Keep Your Eyes on the Horizon

I have several virtual workshops coming up and I’m struggling.

No, it’s not the technological challenges that bother me although I’m still not a fan of online group interactions; it’s relevance.

As you likely know, my work is around strategic communications: how to organize and curate your content based on your objectives and your audience AND how to perform that content in any setting, e.g. interviews, speeches, board room discussions etc. It has been a great coaching and training speciality for decades but today I struggle to see how I can be helpful to my existing and potential clients when the world is in such turmoil.

The organization which asked for a quote on a week’s worth of presentation and media skills training doesn’t need it anymore. No one is going out, no one is speaking at conference, there are no conferences. Yes, some people are doing more work through online platforms but that hasn’t evolved universally nor will it for some time.
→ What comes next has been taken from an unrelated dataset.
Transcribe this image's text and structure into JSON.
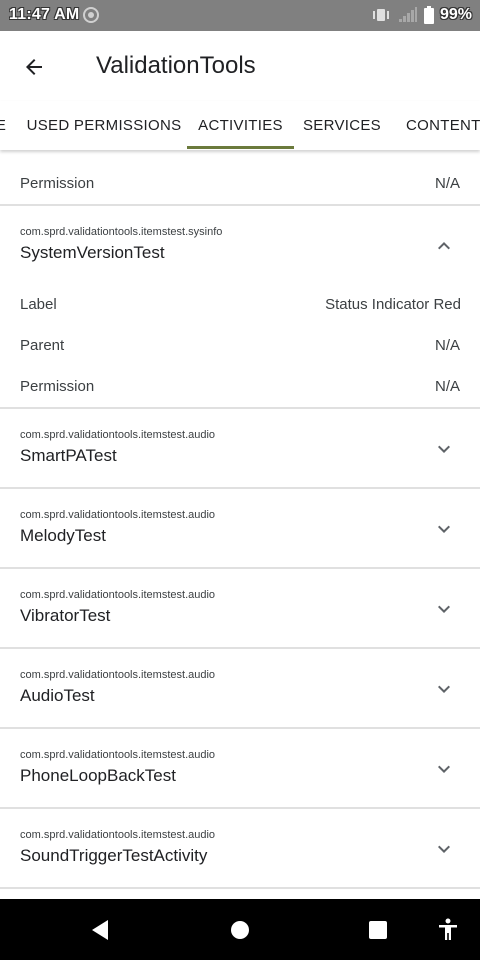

In those restless moments at 3 a.m. I came up with a few ways that what I teach might help you do what you do and also might help you understand a bit more about how to interpret communication wins and losses outside.
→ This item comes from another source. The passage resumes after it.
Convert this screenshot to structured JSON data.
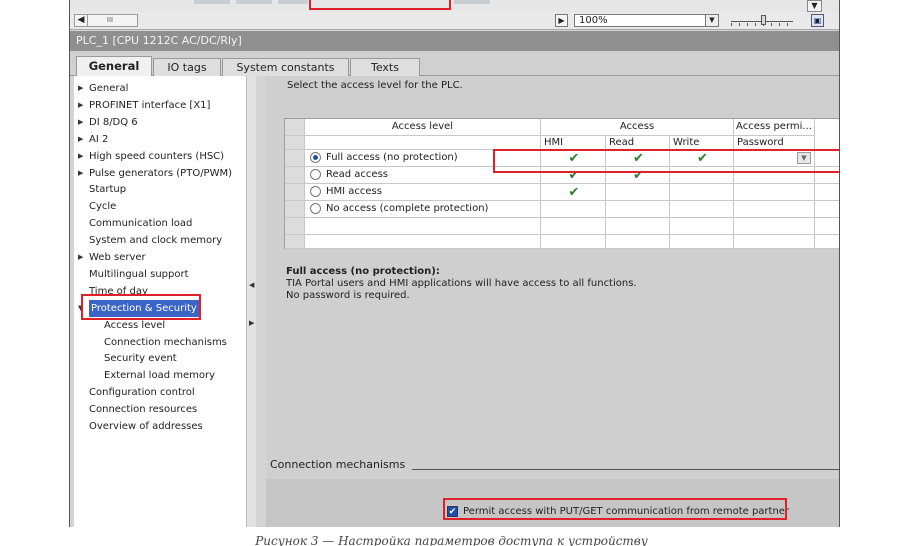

  • Even in a crisis, especially in a crisis, good communication is critical. There are many excellent sources of information about the Covid-19 crisis yet people fall into the same old trap of only reading/hearing what squares with their own personal world view, like the retailer in Ontario who publicly stated the virus is a media hoax. Narrowcasting is the enemy of truth.
  • Constant communication on every platform available is critical to managing people’s expectations and experiences in stores, pharmacies, on transit and out in the world.
  • With all the great advice about social distancing and the tragic examples from Italy, China, New York and more, why are people still endangering themselves and others? My theory is that the information they are receiving isn’t hitting their own triggers. If they believe they are (a) bullet-proof (b) only in danger of a mild experience or (c) assholes, solid and sober factual information isn’t going to resonate. For example, teenagers who didn’t respond to health and safety triggers exhorting them to quit smoking and drunk driving, DID respond to messages that spoke about disfigurement from going through a windshield and the toll smoking takes on your complexion. The triggering message has to match the audience and its priorities and beliefs.
  • As you struggle to figure out how your business will survive, and how long you can support your staff, honest and open communication will endear you to your employees and to your customers. When this is over, and I have to believe it will be over, we’ll reap what we sowed today.
  • One of my daughters who worked for some time in food and beverage, told me a story about an order that was wrong and the moves she and the kitchen made to fix it without question or complaint. The letter the restaurant received from the customers was effusive in its praise. She was convinced the customer experience left an even more positive impression than would have resulted IF NOTHING HAD GONE WRONG. How you respond to the bad days says a lot about your values and helps create a bond with your clients, staff and customers. Many business owners are offering to top up employment insurance payments for their laid off workers, some for as little as two weeks but the effort and gesture goes a long way beyond the money expended.

When we circle the wagons we can lose sight of the horizon. Sometimes it takes a stranger to give you insight into the value you provide, or could provide, to reassure you of your relevance and give your struggle some meaning in these difficult days and weeks to come.

I welcome your thoughts, as always!

Joanna Piros